Outraged? The bankers (who didn’t anticipate the subprime crisis) were ready for that. So they are assuring everyone that this self-directed largess won’t be paid with the same dollars they got from taxpayers. They’ll use other ones.
What we want to know is will they be marking the bills so they can be sure which is which?
Unfortunately, the legislation that created the $700 billion rescue fund barely touched on the problem of executive compensation — limiting bonuses only when they are found to have been based on inaccurate statements of earnings or when they are deemed to encourage bankers to take “unnecessary and excessive risks.” The new Congress should impose tighter limits on executive pay at banks taking taxpayer money.
Meanwhile, other ways should be explored to recover undue rewards. New York’s attorney general, Andrew Cuomo, sent a letter last week to all of the banks that got money from the Treasury Department asking for information about their bonus pools. He already has used laws on fraudulent payments to convince the American International Group, the insurance giant, to suspend some bonuses.

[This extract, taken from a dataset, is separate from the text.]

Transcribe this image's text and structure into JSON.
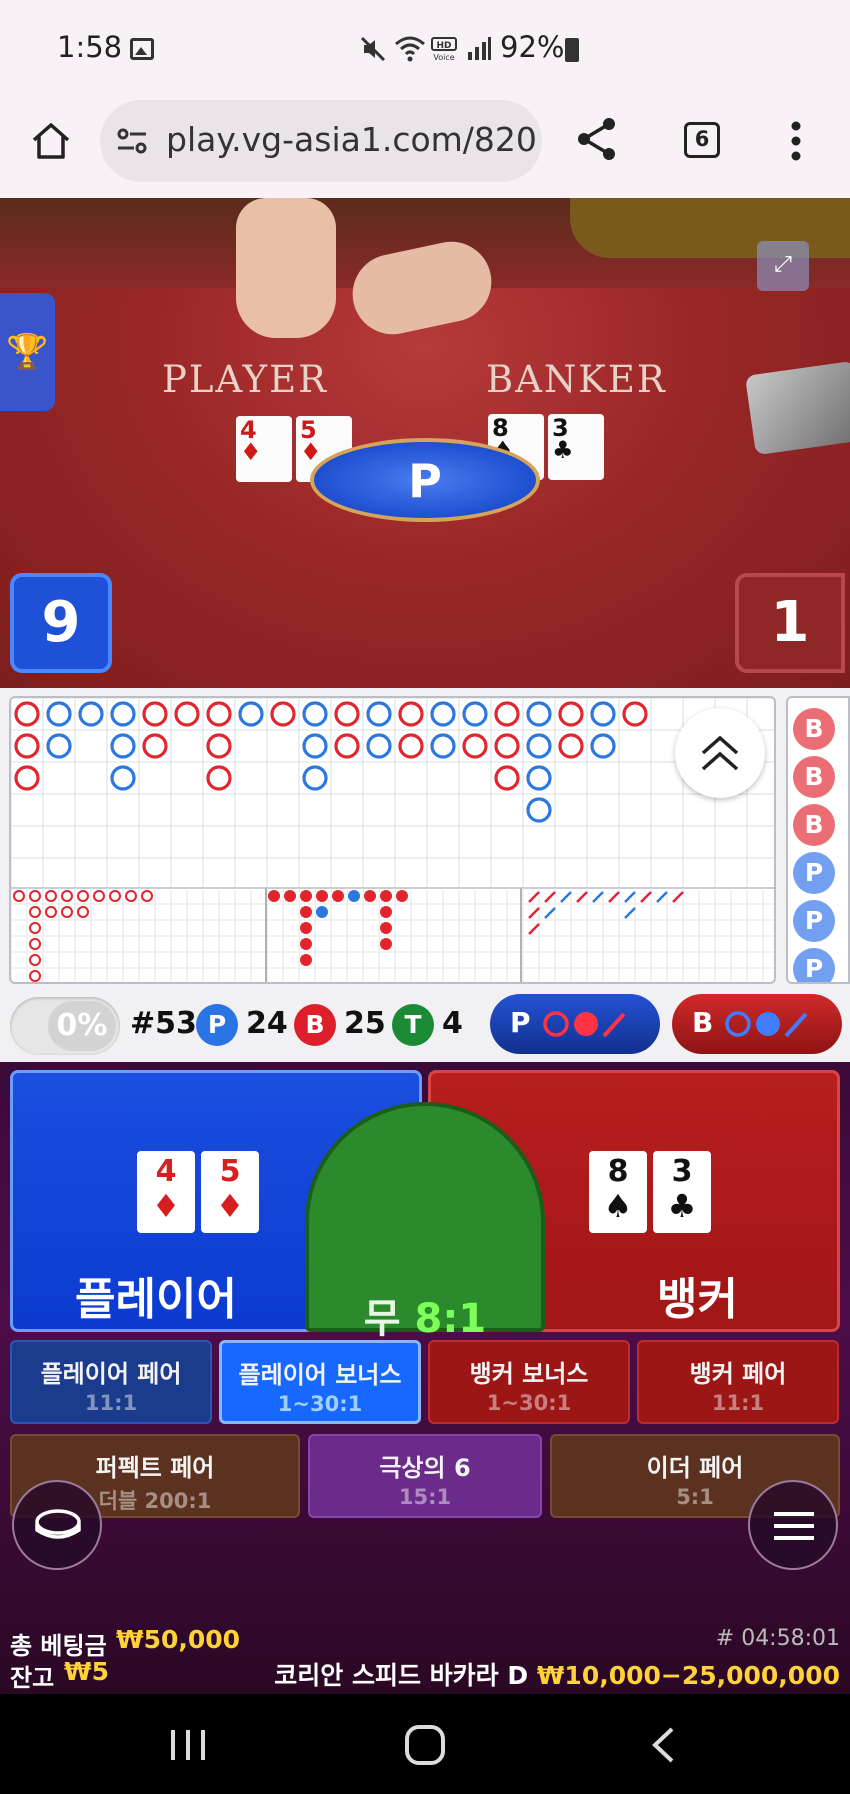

Banks cannot simply do away with all bonuses for past performance. Many are cooked into contractual agreements. And they are shrinking anyway. The New York State Assembly (which depends on Wall Street payouts for tax revenue) forecast that financial-industry bonuses would fall 41 percent, on average.
Still, there is a solid argument to deny bonuses to executives who eagerly gorged on dodgy securities that drove the banks to the brink of collapse. There is also a solid argument for clawing back the bonuses they made during the subprime-mortgage-backed boom times that set the stage for the present disaster.
This isn’t just an issue of fairness; it’s sound business practice. It is past time that banks — which turn to the taxpayers for help when they get in trouble — institute a system of incentives that aligns rewards with long-term success. It’s about tempering bankers’ intemperate appetite for risk, which has led this country into the most desperate financial crisis since the 1930s.
The new Congress should take up this issue. For starters, it should tighten limits on executive compensation for bankers who have taken taxpayer money. Representative Henry Waxman, the chairman of the House Committee on Oversight and Government Reform, has already asked the nine banks for data about bonuses.
All financial institutions
must review their compensation practices. They must do away with a system
of rewards that encourages bankers to throw away all caution in pursuit of
short-term profits — leaving shareholders and taxpayers holding the empty